Fig. 1 Somatic alterations in pre-invasive and invasive lung adenocarcinomas.
Loss of human leukocyte antigen (HLA) alleles has been identified as a potential immune escape mechanism in lung cancers. The researchers noted HLA loss of heterozygosity (LOH) in 3.1% of AIS/MIA and 16.7% of LUAD specimens. The significantly increased frequency of HLA LOH in the invasive group compared to the pre-invasive group (Fisher’s exact test, p < 0.01) suggested the potential role of loss of HLA alleles during tumor development.
Approximately 60% of the HLA LOH events in LUAD were related to loss of chromosome 6p. Interestingly, 6p gain was discovered to be significantly anticorrelated with T cell abundance (Mann–Whitney U test, p = 0.038, Fig. 2), and this trend was also observed when analyzing B cell infiltration in correlation with 6p CNA. A subsequent test was done to study the correlation of immune infiltration with large-scale chromosome alterations, using samples from the TCGA LUAD cohort.

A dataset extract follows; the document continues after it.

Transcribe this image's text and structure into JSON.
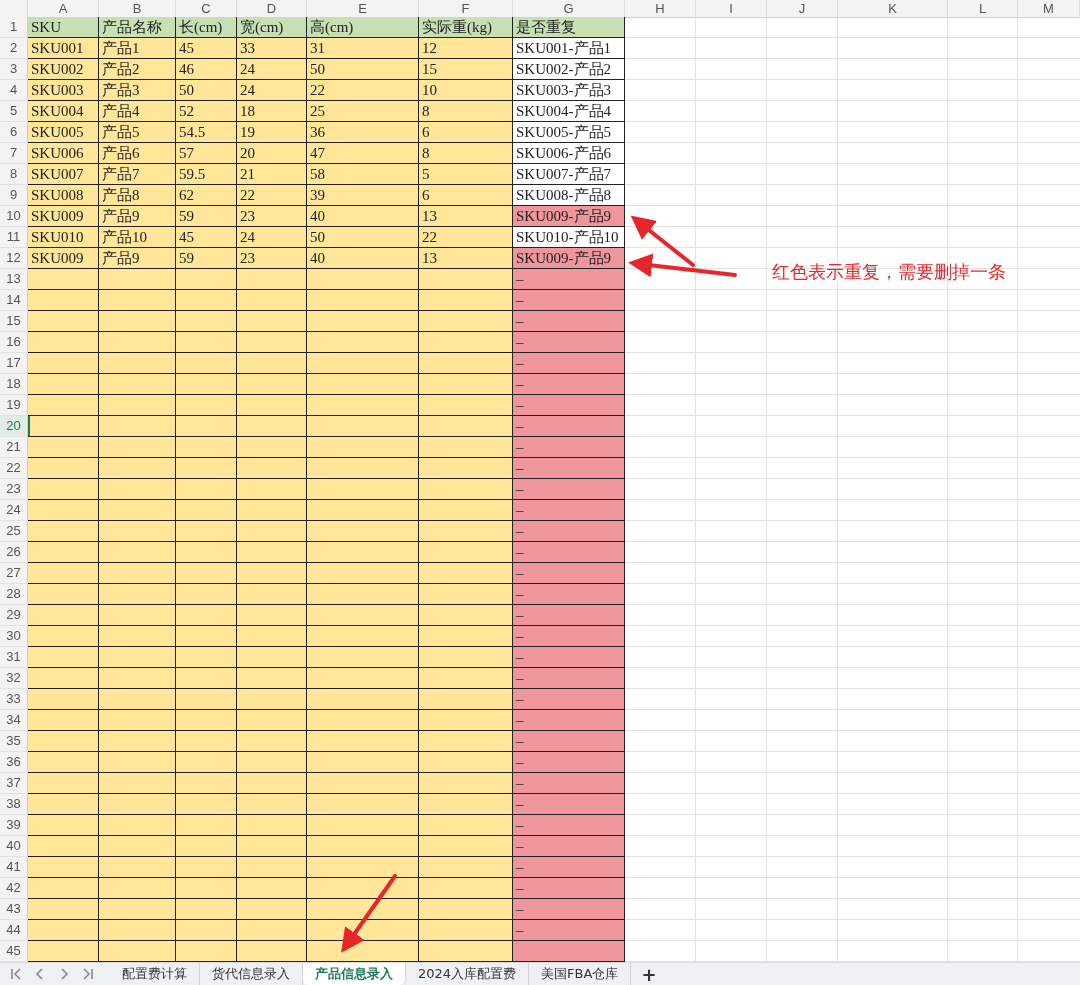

The researchers observed the most significant correlation of leukocyte fraction with chromosome 6p CNA (p = 0.0030, coef. = ?0.74, 95% CI: ?1.23 to ?0.25), followed by 1q (p = 0.0033, coef. = ?0.60, 95% CI: ?1 to ?0.2) and 19p CNA (p = 0.0047, coef. = 0.53, 95% CI: 0.16 to 0.9), after controlling for TMB and the degree of overall aneuploidy (Fig. 2c, d). 6p and 1q CNA showed significantly increased frequency from AIS/MIA to LUAD in the FUSCC cohort (Fisher’s exact test, p < 0.001).
Fig 2. Tumor immune environment in association with arm-level CNA
The research interrogated the genomic and immune features of pre/minimally invasive lung cancers. 71% of AIS and MIA patients carried at least one mutation in previously identified cancer genes in the RTK/RAS/RAF pathway, similar to the oncogenic driver events found in LUAD.
It also revealed TP53 as a key mediator in the invasiveness of lung cancer. Previous studies in Barrett’s esophagus suggested that TP53 occurred early in esophageal adenocarcinoma precursors followed by oncogenic amplifications. TP53 was also frequently mutated in lung carcinoma in situ, which is the precursor form of squamous cell carcinoma.
The research has shown the high frequency of oncogenic driver mutations, but low frequency of TP53 mutations in the LUAD precursors. Previous studies have suggested the functional association of TP53 mutations with invasive potential in cancers. This study also demonstrated a strong association of TP53 mutations with aneuploidy, in line with recent work from TGCA.
Given previous reports of aneuploidy in association with decreased immune infiltration, the research data raised the possibility that copy-number changes in specific chromosomes might influence the tumor microenvironment, thus providing new insights into the biology of lung pre-malignancy, with implications for disease monitoring and prognosis, and future therapeutic intervention.
Full text link：https://www.nature.com/articles/s41467-019-13460-3.pdf